The Obama-Biden Transition Team website has been generating a great deal of discussion for its innovative approaches and potential effects (or lack thereof) on key aspects of federal government policymaking. The recent Join the Discussion: Healthcare feature on the Change.gov blog stimulated a 3,701-comment-conversation about important health care issues.
But wait! There’s more!
The video response from former Senator (and head of the Obama healthcare transition team, at least until his HHS nomination is announced) Tom Daschle and Laura Arnonson (Obama healthcare policy team member) regarding the healthcare discussion generated over 4,400 comments since Tuesday afternoon — and counting!
Open, extensive conversations about healthcare issues and policy ideas are obviously very near and dear to our heart here at Disruptive Women. But what impact, if any, do you think the Change.gov approach will have on healthcare reform? What are your reactions to Daschle and Aronson’s video response to the blog comment discussion?
Here’s the video from Daschle and Aronson:
Over on his Washington Monthly Political Animal blog, Steve Benen noted the historical significance of the Change.gov blog, even though “the idea of setting up a website and accepting public comments doesn’t sound especially revolutionary” at first glance:
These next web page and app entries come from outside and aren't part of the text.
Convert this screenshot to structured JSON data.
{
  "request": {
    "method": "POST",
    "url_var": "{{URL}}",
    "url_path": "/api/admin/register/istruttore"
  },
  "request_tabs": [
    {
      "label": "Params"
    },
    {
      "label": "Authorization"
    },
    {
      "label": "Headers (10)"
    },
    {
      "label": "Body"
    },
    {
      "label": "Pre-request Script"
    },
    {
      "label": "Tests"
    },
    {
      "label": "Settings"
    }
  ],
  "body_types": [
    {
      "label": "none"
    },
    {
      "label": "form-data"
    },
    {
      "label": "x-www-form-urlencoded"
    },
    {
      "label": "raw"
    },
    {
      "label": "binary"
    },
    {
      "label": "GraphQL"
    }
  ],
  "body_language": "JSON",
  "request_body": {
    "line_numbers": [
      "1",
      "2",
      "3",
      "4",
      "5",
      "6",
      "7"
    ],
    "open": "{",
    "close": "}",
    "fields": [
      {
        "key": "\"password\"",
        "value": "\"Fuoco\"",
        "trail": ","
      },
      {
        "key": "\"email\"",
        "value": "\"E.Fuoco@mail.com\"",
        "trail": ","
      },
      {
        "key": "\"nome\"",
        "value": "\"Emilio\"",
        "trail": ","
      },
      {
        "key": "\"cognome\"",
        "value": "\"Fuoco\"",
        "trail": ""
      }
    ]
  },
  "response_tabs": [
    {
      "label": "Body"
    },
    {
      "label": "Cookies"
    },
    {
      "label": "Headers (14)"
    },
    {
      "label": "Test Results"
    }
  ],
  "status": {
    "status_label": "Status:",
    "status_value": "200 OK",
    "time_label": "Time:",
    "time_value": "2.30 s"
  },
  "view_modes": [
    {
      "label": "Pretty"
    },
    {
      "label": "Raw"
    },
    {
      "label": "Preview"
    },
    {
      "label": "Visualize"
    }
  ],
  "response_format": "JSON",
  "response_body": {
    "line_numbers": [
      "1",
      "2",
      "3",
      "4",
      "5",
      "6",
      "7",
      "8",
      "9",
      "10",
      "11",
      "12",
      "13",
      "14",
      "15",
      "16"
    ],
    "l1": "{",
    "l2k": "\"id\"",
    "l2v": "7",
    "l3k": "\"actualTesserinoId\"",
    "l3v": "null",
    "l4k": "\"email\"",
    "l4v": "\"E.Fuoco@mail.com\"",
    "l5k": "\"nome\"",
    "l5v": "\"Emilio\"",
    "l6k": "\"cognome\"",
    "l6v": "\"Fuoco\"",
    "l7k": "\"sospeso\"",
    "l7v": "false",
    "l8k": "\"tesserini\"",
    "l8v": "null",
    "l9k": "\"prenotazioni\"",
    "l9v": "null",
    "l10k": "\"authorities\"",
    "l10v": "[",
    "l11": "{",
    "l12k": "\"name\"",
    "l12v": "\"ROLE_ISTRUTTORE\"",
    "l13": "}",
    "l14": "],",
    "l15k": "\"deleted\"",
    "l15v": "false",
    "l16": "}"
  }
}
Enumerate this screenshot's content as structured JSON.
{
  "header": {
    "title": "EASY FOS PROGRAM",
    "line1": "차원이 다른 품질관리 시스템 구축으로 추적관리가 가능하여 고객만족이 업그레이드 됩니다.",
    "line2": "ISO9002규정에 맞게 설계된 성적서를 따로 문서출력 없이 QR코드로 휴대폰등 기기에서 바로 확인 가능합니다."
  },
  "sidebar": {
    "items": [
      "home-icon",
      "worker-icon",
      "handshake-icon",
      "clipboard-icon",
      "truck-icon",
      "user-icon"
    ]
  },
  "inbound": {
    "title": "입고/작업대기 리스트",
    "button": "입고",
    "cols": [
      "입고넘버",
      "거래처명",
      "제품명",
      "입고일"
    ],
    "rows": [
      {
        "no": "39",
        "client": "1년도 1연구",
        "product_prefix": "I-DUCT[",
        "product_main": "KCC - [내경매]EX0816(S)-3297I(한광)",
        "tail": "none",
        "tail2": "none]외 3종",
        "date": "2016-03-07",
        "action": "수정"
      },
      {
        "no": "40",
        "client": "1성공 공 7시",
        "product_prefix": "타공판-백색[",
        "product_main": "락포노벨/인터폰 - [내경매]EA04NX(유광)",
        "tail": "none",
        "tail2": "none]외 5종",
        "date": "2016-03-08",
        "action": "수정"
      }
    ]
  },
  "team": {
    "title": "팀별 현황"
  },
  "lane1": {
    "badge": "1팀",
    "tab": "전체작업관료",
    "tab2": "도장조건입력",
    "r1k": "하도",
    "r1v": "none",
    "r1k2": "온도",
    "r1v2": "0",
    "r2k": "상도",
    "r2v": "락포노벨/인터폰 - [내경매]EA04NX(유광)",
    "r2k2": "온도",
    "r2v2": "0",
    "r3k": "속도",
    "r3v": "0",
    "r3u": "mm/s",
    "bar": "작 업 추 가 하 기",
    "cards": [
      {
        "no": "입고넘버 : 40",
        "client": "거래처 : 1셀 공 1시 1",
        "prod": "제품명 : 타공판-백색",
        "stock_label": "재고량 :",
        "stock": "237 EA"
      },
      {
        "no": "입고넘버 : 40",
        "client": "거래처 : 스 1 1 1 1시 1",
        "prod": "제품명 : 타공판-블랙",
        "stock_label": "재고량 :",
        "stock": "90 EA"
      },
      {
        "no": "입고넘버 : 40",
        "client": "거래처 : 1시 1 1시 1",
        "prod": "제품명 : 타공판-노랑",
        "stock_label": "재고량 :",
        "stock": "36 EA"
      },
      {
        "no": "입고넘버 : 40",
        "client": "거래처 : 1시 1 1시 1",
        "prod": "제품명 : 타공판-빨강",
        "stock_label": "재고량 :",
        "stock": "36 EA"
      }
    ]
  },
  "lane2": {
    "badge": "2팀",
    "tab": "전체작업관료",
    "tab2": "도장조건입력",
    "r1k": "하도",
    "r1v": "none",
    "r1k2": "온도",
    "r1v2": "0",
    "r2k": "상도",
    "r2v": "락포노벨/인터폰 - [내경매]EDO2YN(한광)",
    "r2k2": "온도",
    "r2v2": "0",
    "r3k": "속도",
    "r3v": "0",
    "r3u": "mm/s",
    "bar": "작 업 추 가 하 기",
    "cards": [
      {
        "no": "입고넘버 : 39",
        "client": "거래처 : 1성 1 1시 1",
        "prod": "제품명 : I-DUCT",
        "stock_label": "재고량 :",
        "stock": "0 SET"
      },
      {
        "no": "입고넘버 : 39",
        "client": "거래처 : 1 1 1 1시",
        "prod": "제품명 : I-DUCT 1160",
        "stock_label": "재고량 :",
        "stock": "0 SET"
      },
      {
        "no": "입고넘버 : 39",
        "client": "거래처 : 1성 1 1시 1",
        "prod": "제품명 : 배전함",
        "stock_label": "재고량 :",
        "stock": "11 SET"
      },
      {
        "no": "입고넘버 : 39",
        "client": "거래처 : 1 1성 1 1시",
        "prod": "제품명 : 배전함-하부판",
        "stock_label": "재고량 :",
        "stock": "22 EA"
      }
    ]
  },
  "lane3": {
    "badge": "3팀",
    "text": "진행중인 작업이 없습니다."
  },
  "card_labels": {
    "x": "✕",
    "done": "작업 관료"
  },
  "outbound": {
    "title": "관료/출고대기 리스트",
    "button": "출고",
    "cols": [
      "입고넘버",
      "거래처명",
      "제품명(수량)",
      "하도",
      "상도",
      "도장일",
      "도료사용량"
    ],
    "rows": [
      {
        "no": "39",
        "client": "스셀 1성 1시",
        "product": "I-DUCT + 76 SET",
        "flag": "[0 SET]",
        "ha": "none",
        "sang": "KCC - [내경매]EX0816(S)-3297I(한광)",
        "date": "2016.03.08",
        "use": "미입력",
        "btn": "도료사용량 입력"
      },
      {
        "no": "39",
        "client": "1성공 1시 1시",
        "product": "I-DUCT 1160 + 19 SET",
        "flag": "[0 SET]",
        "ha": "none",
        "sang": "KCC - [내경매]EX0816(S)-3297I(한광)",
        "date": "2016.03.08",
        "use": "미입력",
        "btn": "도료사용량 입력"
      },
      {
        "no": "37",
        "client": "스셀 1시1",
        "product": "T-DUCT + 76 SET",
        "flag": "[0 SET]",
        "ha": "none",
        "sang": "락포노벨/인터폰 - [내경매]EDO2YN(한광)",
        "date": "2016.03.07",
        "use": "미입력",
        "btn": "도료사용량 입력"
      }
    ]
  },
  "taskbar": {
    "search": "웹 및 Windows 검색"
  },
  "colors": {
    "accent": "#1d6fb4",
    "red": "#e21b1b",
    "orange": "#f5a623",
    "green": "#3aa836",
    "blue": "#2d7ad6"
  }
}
Historically, government-related sites have avoided public comments. The medium was about one-way communication, not two. To this extent, we’re already seeing the beginnings of a significant shift. George W. Bush ran an operation that stifled dissent and kept opposing viewpoints as far away from policy makers as possible.
On the ZDNet Healthcare blog, Dana Blankenhorn considered how the President-Elect’s effort “to drive the health care debate, from the bottom up” might affect the health care reform process, especially considering “how policy debates typically play out”:
Interest groups lay down markers, then go into small meetings and hash something out, which goes to Congress in order to die. The question is whether the Internet will be allowed to break through this.
The question is whether ordinary citizens who are not inclined to support the new Administration will participate, or whether they will rely on top-down organizations to oppose it.
On Covering Health, Ed Silverman reacted to the blog discussion and video response from Daschle and Arnonson, which, he explained, reviewed “a couple of key issues and the overall response to their effort”:
To be candid, there wasn’t much said that we don’t already know. Daschle, at various turns, says things such as, “We need to really put the emphasis on prevention” and later, “We need to contain costs.” To be fair, the willingness to engage the public in this way is worth noting. After all, when was the last time that HHS Secretary Mike Leavitt deliberately spoke to Americans by way of YouTube? Send us a clip if you have one. Meanwhile, Daschle promises more online discussions are forthcoming. (more…)